All I need to do is point at the post subject and squeal. And grieve. This marks the end of the journey for Prue, Freddy, Brody, Jonathan, Felicity, Linford, and everyone else involved in the wild workings of this special universe that's been part of my writerly world for a few years. 

Writing epistolary fiction was a great exercise -- mentally and creatively -- and now that the genie's out of the bottle, you bet I'm going to take advantage of this narrative form again in future books. And epistolary fiction is my favorite method of storytelling because of the way letters and journal entries force readers to make mental connections given the limitations of the form. 

I tried as much as I could to avoid falling into the same trap as I've seen in classic works like Dracula (which was my primary inspiration source for this series), where letters end up reading like standard narratives complete with impossibly exhaustive dialogues. No one writes letters like that in the real world, but for the sake of the story, some dialogue needs to find its way in the text. So I tried to limit it as much as I could, using the journal entries more like standard narratives in this case -- though still with strict limits. 

But, yeah -- I've always wanted to try my hand at writing epistolary fiction, particularly novel-length fiction, and I managed it somehow. And proved to myself I can also do it in long novella form, too, which opens the floodgates for future books -- as long as the narrative form fits the story, obvs. I'm not keen on shoehorning an epistolary in every book I work on. 

Anyway, the book's done, and now it's a matter of revisions and edits and all the good stuff. I'll write an afterword, naturally. Be assured Prue and Freddy's ghostly adventures will carry on well beyond the final journal entry. I'll be taking a break from this book for the rest of the month so I can clear my head in readiness for the revisions and polishing up, which I plan to do in May. 

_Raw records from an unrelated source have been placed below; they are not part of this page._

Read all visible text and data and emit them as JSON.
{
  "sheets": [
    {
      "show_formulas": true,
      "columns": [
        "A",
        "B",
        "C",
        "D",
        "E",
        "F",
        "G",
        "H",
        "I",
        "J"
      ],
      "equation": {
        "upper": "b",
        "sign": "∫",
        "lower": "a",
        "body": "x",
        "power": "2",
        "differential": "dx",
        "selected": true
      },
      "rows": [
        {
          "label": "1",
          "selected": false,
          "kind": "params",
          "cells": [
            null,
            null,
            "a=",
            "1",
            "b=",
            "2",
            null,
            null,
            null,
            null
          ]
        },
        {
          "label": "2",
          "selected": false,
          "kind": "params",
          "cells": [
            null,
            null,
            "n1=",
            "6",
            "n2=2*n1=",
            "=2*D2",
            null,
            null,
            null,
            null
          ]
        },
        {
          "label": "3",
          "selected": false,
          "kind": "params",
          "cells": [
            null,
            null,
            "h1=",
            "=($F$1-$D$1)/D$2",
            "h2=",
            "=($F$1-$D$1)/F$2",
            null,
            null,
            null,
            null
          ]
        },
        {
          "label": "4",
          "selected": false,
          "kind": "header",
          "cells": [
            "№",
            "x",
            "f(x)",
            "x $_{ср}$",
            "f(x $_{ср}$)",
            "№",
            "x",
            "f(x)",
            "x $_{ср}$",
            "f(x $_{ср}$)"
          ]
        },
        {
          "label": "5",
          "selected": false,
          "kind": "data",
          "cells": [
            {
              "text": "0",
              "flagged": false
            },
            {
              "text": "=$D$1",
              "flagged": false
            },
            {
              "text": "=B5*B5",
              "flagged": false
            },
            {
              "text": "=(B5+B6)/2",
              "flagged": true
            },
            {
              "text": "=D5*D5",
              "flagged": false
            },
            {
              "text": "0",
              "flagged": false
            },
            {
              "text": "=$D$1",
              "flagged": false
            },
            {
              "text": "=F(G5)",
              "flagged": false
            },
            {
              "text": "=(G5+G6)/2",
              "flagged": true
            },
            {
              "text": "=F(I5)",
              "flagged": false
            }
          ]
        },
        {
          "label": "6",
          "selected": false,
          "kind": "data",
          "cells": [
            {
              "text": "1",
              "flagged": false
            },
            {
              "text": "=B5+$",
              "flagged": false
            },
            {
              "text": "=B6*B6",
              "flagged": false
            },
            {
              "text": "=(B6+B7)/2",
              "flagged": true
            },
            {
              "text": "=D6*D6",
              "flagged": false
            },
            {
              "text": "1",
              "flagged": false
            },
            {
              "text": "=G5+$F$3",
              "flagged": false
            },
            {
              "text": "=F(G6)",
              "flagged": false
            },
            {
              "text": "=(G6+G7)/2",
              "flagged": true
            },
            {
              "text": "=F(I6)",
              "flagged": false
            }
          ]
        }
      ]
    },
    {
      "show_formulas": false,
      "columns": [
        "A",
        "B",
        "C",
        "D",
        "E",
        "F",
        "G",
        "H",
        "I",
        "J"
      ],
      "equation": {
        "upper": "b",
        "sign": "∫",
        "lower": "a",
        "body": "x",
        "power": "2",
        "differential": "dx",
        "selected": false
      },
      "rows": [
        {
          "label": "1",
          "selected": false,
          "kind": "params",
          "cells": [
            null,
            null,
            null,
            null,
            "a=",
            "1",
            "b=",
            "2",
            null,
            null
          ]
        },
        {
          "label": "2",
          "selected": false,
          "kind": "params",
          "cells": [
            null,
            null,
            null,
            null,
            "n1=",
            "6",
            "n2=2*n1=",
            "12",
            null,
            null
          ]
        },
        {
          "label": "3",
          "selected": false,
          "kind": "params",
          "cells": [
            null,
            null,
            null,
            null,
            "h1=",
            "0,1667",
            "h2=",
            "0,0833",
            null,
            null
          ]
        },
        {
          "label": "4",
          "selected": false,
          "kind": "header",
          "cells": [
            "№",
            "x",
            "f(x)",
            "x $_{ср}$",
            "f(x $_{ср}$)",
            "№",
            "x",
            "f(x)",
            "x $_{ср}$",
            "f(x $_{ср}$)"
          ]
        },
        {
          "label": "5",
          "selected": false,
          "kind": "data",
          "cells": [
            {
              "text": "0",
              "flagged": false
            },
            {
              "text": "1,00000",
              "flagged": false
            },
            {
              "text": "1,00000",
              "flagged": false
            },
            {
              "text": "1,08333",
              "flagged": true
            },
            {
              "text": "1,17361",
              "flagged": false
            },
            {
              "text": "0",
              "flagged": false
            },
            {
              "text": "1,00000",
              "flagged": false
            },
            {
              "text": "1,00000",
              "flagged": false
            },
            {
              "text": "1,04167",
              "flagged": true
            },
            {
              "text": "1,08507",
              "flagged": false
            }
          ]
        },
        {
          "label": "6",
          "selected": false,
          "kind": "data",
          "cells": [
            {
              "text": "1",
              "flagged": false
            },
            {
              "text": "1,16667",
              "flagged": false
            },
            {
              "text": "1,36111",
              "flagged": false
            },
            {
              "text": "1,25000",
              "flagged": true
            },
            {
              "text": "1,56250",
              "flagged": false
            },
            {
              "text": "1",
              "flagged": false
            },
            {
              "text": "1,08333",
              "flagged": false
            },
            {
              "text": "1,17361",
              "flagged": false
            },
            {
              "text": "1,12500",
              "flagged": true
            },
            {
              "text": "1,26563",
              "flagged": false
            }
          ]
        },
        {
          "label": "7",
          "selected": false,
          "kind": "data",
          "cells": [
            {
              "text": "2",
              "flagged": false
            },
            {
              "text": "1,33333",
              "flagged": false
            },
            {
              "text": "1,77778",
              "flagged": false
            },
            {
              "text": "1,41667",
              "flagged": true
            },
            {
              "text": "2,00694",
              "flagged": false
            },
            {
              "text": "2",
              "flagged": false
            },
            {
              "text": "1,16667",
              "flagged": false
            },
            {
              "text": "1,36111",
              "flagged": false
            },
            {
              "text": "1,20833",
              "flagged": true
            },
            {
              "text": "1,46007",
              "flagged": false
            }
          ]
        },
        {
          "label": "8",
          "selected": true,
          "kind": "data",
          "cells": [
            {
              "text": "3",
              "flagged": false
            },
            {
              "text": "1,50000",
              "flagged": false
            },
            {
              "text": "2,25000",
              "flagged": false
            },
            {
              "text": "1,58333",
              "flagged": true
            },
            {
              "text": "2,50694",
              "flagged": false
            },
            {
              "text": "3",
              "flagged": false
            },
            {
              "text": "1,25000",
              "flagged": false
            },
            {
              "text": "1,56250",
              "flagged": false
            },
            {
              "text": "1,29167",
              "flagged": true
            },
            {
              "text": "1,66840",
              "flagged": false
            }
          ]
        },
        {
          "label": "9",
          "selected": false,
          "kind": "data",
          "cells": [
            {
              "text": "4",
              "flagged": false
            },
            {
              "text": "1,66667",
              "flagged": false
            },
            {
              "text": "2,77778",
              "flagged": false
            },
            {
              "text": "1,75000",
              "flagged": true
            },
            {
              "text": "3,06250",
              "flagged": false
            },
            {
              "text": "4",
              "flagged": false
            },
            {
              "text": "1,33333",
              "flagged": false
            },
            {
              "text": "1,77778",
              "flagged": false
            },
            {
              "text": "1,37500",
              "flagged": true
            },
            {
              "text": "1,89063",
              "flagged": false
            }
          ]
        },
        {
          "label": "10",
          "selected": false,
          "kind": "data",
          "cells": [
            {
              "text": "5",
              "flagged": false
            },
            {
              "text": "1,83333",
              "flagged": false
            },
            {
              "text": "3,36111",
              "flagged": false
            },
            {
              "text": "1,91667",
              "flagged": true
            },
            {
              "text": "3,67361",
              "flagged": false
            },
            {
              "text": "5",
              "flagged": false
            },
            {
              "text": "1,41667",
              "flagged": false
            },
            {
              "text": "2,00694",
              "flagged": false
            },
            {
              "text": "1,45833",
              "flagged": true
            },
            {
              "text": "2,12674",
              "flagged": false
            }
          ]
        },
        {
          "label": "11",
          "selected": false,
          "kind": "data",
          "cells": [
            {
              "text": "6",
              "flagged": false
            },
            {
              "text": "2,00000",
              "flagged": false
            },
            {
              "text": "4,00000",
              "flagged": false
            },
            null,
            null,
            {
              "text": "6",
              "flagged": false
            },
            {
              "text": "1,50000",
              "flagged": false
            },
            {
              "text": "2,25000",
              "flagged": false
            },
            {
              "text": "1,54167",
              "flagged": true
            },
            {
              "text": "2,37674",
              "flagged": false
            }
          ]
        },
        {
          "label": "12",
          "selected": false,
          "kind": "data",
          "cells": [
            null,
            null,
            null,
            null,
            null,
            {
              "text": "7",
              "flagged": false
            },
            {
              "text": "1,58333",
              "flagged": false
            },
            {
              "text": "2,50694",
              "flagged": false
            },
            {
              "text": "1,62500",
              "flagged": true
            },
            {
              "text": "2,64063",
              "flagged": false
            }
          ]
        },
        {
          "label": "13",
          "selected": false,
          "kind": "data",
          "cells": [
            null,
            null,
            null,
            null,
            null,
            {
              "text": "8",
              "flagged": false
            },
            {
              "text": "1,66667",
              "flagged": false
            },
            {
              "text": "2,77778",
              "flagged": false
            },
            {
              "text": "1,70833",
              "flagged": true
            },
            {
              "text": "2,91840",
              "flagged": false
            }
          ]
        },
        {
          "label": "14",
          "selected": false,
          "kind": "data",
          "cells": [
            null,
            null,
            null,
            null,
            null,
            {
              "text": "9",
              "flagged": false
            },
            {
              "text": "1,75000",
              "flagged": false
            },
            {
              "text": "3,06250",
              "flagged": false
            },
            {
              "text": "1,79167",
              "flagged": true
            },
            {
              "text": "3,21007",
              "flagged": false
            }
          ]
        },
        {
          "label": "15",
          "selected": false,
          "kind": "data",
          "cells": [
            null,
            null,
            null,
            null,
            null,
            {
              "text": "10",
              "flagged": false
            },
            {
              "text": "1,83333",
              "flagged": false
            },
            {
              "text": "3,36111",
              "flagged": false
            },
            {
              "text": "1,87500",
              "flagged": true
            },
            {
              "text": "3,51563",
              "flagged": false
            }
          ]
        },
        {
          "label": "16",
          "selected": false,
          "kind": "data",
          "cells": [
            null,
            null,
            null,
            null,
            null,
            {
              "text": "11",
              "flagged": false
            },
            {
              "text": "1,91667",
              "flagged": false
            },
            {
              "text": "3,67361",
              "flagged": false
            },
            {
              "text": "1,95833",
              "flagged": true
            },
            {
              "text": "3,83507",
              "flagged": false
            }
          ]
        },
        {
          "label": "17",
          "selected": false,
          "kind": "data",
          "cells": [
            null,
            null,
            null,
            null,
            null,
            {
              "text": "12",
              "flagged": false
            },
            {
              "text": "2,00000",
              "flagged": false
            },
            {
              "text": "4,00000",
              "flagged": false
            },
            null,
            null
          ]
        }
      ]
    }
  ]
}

And for the time being, I can get started on Voices in the Briars. I'd post a celebratory disco video, but I'm going to lose myself in videos and some reading instead. But yay! Another book under my belt!